Opposition Senator Leila M. de Lima has denounced as a “shameless act” the recent arrest and temporary detention of Davao City-based journalist Margarita Valle in a supposed case of mistaken identity meant to silence the messengers of truth.
De Lima, a former justice secretary, said this incident of an alleged “mistaken identity” has only shown that the present government will stop at nothing to silence an independent and critical press and stifle free expression.
“The unlawful arrest of Ms. Valle – which was an obvious attempt to intimidate her and the rest of the independent Philippine media – is both deplorable and unacceptable and should not be taken in silence,” she said.
“The excuse of mistaken identity that supposedly led to Ms. Valle’s arrest is simply inexcusable because it does not remove the fact that she was unlawfully and illegally arrested and was deprived of her right to due process,” added De Lima.
Valle, a community journalist and a development worker, was reportedly arrested by personnel of Criminal Investigation and Detection Group (CIDG) Region 9 in Laguindingan Airport while waiting for her flight home to Davao City last June 9.
She was released after a nine-hour detention at Camp Abelon in Pagadian City, with authorities claiming that she was supposedly mistaken as communist rebel Elsa Renton who has standing arrest warrants for multiple murder and arson, among others.
The veteran journalist shared that the police officers arrested her without even letting her read the arrest warrant or call for a legal counsel. She is now mulling of filing criminal and administrative charges against the cops who violated her rights.
Aside from her work as a provincial journalist that includes Lumad and women’s issues, Valle is also active in advocacy and research work on human rights issues.
De Lima, a known human rights defender here and abroad, lamented how journalism and reporting the news in the Philippines have become more perilous under the presidency of Mr. Duterte.

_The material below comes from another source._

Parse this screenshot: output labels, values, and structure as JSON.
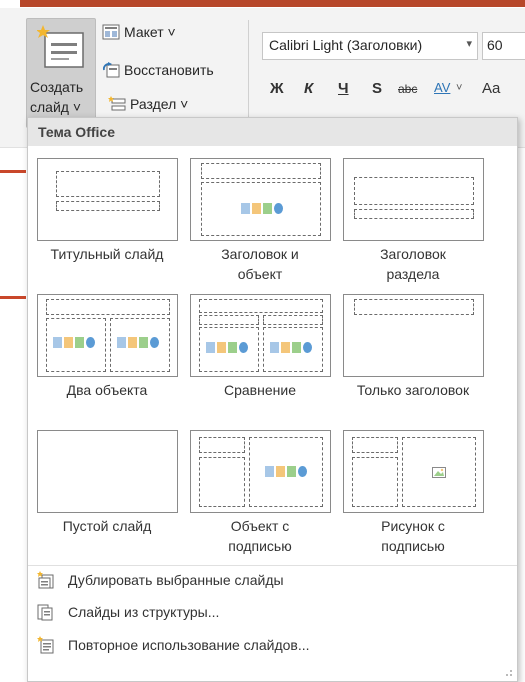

“Even before Duterte wreaked havoc into our country, Philippines has been known to be a dangerous place for journalists because of its involvement in civil strife for a long time now,” she said.
“Pero magmula nung naghari-harian si Duterte sa Pilipinas, higit na tumindi ang pag-atake sa media dahil allergic ang presidenteng ito sa mga kritisismo na, kung tutuusin, normal naman talaga sa isang demokratikong bansa,” she added.
In her contribution to promoting journalists’ rights, De Lima filed Senate Bill (SB) No. 1868 seeking to protect campus journalists against harassment and intimidation for the critical stances on local and national issues and policies they espouse in their respective school publications. She also filed SB No. 1860 which mandates additional insurance benefits for journalists, such as disability, health and hospitalization benefits and SB No. 197 which seeks to abolish the penalty of imprisonment in libel cases to allow media to perform their social responsibility of exposing misconduct without fear of being harassed.